At the end of August, Triple H made the announcement that WWE’s NXT brand would be making its inaugural tour of the United Kingdom late this winter.
Kicking off in Newcastle on December 10th, the tour takes in dates in England, Scotland and Wales before culminating in a WWE Network live special on December 16th at the SSE Arena in London, the tour is an interesting move for a company who pretty much relegated the British isles to a twice-yearly house show loop following several years of running PPV level attractions over on these shows.
[adinserter block=”1″]It’s also a move that’s got this writer pretty excited for the December 13th gig at the Empress Ballroom in NXT Commissioner William Regal’s hometown of Blackpool, a rambunctious little seaside town based about an hour’s drive from where this article was written. Still, that’s a whole other article for a whole other time.
For now, we’ll instead take a look back at some of the best WWE shows to come out of the UK. If your favorite isn’t included here, go ahead and bring it up in the comments below.
5: No Mercy, May 16th, 1999
I’ll be honest here, I’m including this on the list more because it took place on my 15th birthday and I was there live rather than because it was classic bell-to-bell action.
The two best bouts on the card saw X-Pac and Shawn McMahon going at it in a wildly entertaining match for the European Championship, and a four-way ‘Anything Goes’ match in which Steve Austin successfully defended the WWF Championship against The Undertaker and Triple H.
4: Capital Carnage, December 6th, 1998
With the edgy days of the Attitude Era in full flow, the WWE made their way to London for a show which though it didn’t have any consequences on the company’s ongoing story arc, was an entertaining affair in its own right.
Featuring Steve Austin in a four way match against The Undertaker, Kane and Mankind in the main event and a white hot bout between X-Pac and The Rock, Capital Carnage was enjoyable pretty much all the way through.
It was also here that Jacqueline famously had her top ripped off and her breasts exposed to all and sundry in a mixed tag pitting her and Marc Mero against Sable and Christian.
3: Rebellion 2002, October 16th, 2002
The last UK-only show was actually the best version of Rebellion to date, featuring an awesome tag bout in which Kurt Angle and Chris Benoit successfully defended the tag title against Los Guerreros, an entertaining main event pitting Brock Lesnar and Paul Heyman against Edge for the WWE title and a fun triple threat between Rey Mysterio, Jamie Noble and Tajiri for the Cruiserweight championship.
2: One Night Only – September 20th, 1997
This is the only WWE event in history that your writer can tell you the exact date of without having to visit Wikipedia, and that’s because I was there in the front row seats, cheering on Bret ‘The Hitman’ Hart as he defended the WWF title against The Undertaker in the best pro wrestling match I’ve ever seen live in person.

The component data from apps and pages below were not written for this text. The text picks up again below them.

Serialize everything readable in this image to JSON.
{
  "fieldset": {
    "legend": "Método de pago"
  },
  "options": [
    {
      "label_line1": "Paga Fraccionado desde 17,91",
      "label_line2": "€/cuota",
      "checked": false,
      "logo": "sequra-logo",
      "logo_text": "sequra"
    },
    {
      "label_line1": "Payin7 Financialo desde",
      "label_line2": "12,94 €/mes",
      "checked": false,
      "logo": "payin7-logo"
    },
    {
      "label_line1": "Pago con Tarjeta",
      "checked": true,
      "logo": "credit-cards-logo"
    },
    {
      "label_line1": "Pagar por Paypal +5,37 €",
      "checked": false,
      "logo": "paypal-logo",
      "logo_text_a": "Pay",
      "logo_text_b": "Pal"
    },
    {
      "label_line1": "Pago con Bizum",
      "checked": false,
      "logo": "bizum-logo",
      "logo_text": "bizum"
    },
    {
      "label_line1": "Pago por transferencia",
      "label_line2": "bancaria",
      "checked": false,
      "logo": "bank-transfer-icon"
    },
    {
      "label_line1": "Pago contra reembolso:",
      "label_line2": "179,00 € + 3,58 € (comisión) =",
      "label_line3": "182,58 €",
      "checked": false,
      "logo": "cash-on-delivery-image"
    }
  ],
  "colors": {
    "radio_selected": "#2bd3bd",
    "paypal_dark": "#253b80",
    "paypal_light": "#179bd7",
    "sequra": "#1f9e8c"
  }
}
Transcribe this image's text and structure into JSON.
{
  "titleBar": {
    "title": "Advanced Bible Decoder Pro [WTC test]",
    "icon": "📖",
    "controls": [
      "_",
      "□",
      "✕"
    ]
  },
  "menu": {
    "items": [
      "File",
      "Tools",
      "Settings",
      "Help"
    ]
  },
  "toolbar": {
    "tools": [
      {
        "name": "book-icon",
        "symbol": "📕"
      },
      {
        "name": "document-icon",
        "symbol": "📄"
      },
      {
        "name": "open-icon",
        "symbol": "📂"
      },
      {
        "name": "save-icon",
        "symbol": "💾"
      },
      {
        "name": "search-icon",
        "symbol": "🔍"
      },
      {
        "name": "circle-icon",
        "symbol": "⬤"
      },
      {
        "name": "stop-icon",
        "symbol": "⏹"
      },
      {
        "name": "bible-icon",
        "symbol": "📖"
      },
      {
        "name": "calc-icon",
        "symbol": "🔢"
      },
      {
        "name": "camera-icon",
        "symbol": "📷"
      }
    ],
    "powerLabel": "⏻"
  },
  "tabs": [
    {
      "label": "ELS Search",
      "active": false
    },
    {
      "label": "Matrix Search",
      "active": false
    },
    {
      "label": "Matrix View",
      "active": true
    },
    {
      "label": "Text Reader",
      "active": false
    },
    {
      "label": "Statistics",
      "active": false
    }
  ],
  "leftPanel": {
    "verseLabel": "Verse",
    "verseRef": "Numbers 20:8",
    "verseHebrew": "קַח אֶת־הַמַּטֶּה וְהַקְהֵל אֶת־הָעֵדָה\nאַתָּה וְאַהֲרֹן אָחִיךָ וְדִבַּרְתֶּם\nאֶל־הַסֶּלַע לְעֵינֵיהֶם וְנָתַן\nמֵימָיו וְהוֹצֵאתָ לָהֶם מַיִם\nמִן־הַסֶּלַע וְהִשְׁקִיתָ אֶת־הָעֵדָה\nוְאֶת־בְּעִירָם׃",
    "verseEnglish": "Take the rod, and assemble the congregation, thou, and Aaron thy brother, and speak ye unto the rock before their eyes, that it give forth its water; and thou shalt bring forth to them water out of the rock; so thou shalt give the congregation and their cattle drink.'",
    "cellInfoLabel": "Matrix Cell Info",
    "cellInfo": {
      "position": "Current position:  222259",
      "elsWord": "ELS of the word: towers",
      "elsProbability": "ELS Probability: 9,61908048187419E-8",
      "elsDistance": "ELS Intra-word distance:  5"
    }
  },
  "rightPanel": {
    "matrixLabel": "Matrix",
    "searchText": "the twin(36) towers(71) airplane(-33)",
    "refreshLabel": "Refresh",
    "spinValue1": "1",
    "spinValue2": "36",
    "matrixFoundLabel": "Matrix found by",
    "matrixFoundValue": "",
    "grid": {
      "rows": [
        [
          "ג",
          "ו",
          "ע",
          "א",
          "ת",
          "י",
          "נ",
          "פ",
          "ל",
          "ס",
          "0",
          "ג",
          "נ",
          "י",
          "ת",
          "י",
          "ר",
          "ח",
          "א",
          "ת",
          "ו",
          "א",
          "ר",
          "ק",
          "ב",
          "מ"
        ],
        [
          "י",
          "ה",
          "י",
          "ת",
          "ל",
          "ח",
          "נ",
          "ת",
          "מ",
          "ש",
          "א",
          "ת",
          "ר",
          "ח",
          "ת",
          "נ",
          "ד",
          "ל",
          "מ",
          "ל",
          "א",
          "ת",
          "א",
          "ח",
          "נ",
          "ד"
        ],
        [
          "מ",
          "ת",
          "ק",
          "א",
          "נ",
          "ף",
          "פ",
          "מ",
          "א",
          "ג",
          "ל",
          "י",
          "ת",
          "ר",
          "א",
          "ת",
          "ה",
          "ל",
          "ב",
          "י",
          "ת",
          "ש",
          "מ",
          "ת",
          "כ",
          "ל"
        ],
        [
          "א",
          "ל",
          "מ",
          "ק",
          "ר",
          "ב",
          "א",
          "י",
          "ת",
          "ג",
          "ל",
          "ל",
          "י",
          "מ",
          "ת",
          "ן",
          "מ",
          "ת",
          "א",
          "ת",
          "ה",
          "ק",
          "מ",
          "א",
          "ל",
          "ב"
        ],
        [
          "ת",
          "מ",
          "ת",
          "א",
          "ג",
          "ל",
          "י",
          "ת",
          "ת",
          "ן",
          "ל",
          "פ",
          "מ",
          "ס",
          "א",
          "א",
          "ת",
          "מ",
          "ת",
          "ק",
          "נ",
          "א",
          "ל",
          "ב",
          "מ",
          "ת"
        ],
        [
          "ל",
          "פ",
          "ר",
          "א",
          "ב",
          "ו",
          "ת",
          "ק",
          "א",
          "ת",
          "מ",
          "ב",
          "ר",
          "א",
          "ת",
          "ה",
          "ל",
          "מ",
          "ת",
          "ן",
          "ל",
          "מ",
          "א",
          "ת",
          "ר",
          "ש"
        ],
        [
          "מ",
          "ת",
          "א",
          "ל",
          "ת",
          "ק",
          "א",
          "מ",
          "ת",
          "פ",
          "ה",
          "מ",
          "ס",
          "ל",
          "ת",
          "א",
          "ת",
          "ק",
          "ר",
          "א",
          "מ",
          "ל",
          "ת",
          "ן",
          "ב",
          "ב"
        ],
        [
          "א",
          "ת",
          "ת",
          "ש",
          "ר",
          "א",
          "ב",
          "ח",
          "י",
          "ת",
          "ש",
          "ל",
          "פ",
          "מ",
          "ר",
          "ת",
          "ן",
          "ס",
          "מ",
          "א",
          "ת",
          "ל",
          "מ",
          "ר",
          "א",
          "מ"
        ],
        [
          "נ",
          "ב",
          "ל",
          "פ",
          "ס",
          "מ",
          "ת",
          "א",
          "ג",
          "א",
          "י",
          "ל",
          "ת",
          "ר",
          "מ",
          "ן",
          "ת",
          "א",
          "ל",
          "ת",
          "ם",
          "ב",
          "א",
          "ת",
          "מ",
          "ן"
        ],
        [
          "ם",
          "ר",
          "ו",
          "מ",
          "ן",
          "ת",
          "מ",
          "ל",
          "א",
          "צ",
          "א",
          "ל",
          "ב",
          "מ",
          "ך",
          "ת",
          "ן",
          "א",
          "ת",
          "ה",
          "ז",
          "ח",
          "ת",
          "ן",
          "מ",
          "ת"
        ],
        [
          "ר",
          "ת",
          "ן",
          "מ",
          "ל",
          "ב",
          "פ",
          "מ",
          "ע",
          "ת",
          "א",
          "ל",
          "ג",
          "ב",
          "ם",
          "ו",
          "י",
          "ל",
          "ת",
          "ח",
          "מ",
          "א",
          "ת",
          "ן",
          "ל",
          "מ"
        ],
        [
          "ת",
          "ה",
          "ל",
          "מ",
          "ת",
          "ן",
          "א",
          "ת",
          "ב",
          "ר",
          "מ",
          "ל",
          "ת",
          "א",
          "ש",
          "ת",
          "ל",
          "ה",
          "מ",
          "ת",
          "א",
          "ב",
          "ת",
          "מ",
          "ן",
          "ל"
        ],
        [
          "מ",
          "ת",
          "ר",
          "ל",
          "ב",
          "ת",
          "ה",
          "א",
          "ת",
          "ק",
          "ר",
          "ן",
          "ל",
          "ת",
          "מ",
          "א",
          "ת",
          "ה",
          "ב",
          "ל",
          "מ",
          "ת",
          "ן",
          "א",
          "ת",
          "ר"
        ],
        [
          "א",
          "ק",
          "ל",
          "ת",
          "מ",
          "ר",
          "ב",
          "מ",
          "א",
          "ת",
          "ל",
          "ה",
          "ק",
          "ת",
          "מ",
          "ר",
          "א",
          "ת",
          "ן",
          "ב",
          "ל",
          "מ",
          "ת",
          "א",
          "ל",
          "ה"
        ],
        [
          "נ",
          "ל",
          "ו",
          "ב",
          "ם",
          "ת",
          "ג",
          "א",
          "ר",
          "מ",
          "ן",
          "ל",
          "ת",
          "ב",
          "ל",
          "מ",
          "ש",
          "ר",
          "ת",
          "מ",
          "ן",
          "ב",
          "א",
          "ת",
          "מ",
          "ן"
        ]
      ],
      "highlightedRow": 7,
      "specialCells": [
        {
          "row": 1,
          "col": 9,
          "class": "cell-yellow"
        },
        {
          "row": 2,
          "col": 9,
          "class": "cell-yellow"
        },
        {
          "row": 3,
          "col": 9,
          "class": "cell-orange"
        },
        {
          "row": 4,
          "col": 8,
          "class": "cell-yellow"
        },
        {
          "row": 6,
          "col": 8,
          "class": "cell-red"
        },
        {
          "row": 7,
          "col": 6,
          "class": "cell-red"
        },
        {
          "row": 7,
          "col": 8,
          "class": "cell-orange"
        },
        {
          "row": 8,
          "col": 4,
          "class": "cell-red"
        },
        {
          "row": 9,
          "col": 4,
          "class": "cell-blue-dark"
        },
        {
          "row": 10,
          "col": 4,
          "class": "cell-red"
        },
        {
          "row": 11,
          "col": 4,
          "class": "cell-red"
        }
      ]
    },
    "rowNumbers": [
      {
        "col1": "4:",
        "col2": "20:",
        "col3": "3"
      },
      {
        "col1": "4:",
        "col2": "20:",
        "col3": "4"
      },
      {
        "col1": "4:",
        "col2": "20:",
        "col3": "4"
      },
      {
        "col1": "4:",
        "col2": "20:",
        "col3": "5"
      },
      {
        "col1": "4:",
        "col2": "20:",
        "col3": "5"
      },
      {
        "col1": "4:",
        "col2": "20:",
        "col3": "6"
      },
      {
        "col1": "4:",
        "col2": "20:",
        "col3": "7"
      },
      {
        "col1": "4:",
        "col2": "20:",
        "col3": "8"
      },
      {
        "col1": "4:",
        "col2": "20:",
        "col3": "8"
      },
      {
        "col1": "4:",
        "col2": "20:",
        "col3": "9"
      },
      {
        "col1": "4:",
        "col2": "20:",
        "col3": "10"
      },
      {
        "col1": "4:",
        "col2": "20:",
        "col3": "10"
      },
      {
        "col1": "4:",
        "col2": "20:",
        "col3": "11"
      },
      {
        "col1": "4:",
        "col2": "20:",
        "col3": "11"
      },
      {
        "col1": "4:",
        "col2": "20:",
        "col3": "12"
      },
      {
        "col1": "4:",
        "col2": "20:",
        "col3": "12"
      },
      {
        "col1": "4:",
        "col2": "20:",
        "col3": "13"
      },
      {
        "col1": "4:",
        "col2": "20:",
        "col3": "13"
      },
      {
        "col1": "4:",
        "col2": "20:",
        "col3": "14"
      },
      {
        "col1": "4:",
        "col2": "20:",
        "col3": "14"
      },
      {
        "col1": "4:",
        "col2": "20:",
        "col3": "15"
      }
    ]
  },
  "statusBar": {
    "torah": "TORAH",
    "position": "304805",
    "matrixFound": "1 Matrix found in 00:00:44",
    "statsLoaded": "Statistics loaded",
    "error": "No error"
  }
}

After that, we got the big main event of British Bulldog defending his European title against Shawn Michaels. To say this one made the fans livid would be an understatement. Rather than sending the crowds home happy with a win for Davey Boy, this match instead saw Rick Rude, Chyna and Triple H run so much interference that Michaels practically dominated the match. It wasn’t a popular decision and resulted in garbage being hurled into the ring, but it was certainly a very memorable -and for some even heartbreaking- end to the show and saw Shawn Michaels playing the heel role to perfection.
Owen Hart vs. Vader and an opening match between Triple H and Dude Love also stand out as firm favorites.
[adinserter block=”2″]1: Summerslam 1992, August 29th, 1992
Could there really be any other British WWE show at the top of this list? In front of a huge audience at the original Wembley Stadium, home-country hero Davey Boy Smith bested his brother-in-law Bret ‘The Hitman’ Hart in all-time classic and picked up the Intercontinental Championship in the process.
Also on the card, two legends sadly no longer with us went at in a dramatic co-main-event as Macho Man Randy Savage defended the WWF Championship against The Ultimate Warrior. Though by no means as technically sound as the Bulldog/Hitman clash, Savage/Warrior II was an emotional contest that delivered the big match feel far better than most matches that year did.
There was also a surprisingly entertaining opening contest in which The Mountie teamed with The Nasty Boys in a losing effort against Hacksaw Jim Duggan and The Bushwhackers. It was dumb, it was stupid, but it was hilarious, and the perfect way to kick off the best WWE show from the UK, so far.